**DATA EXCERPTS:**
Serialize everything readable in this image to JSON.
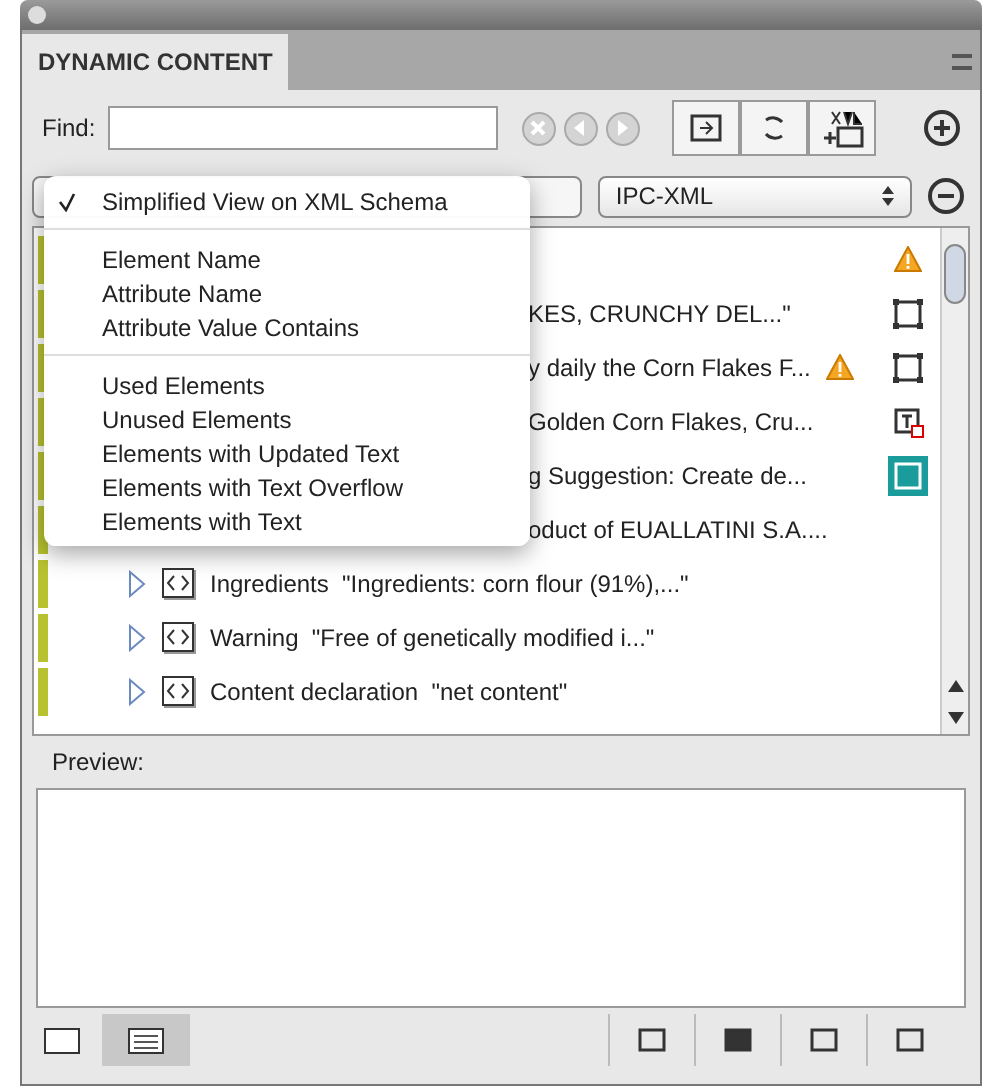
{
  "panel": {
    "tab": "DYNAMIC CONTENT"
  },
  "find": {
    "label": "Find:"
  },
  "dropdowns": [
    {
      "value": "IPC-XML"
    }
  ],
  "menu": [
    [
      {
        "label": "Simplified View on XML Schema",
        "checked": true
      }
    ],
    [
      {
        "label": "Element Name",
        "checked": false
      },
      {
        "label": "Attribute Name",
        "checked": false
      },
      {
        "label": "Attribute Value Contains",
        "checked": false
      }
    ],
    [
      {
        "label": "Used Elements",
        "checked": false
      },
      {
        "label": "Unused Elements",
        "checked": false
      },
      {
        "label": "Elements with Updated Text",
        "checked": false
      },
      {
        "label": "Elements with Text Overflow",
        "checked": false
      },
      {
        "label": "Elements with Text",
        "checked": false
      }
    ]
  ],
  "rows": [
    {
      "icons": [
        {
          "kind": "warning"
        }
      ]
    },
    {
      "text": "KES, CRUNCHY DEL...\"",
      "icons": [
        {
          "kind": "frame"
        }
      ]
    },
    {
      "text": "y daily the Corn Flakes F...",
      "icons": [
        {
          "kind": "warning"
        },
        {
          "kind": "frame"
        }
      ]
    },
    {
      "text": "Golden Corn Flakes, Cru...",
      "icons": [
        {
          "kind": "text-frame"
        }
      ]
    },
    {
      "text": "g Suggestion: Create de...",
      "icons": [
        {
          "kind": "frame-active"
        }
      ]
    },
    {
      "text": "oduct of EUALLATINI S.A...."
    },
    {
      "name": "Ingredients",
      "text": "\"Ingredients: corn flour (91%),...\""
    },
    {
      "name": "Warning",
      "text": "\"Free of genetically modified i...\""
    },
    {
      "name": "Content declaration",
      "text": "\"net content\""
    }
  ],
  "preview": {
    "label": "Preview:"
  }
}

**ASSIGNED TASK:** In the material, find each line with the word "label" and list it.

**WRITTEN ANSWER:**
    "label": "Find:"
        "label": "Simplified View on XML Schema",
        "label": "Element Name",
        "label": "Attribute Name",
        "label": "Attribute Value Contains",
        "label": "Used Elements",
        "label": "Unused Elements",
        "label": "Elements with Updated Text",
        "label": "Elements with Text Overflow",
        "label": "Elements with Text",
    "label": "Preview:"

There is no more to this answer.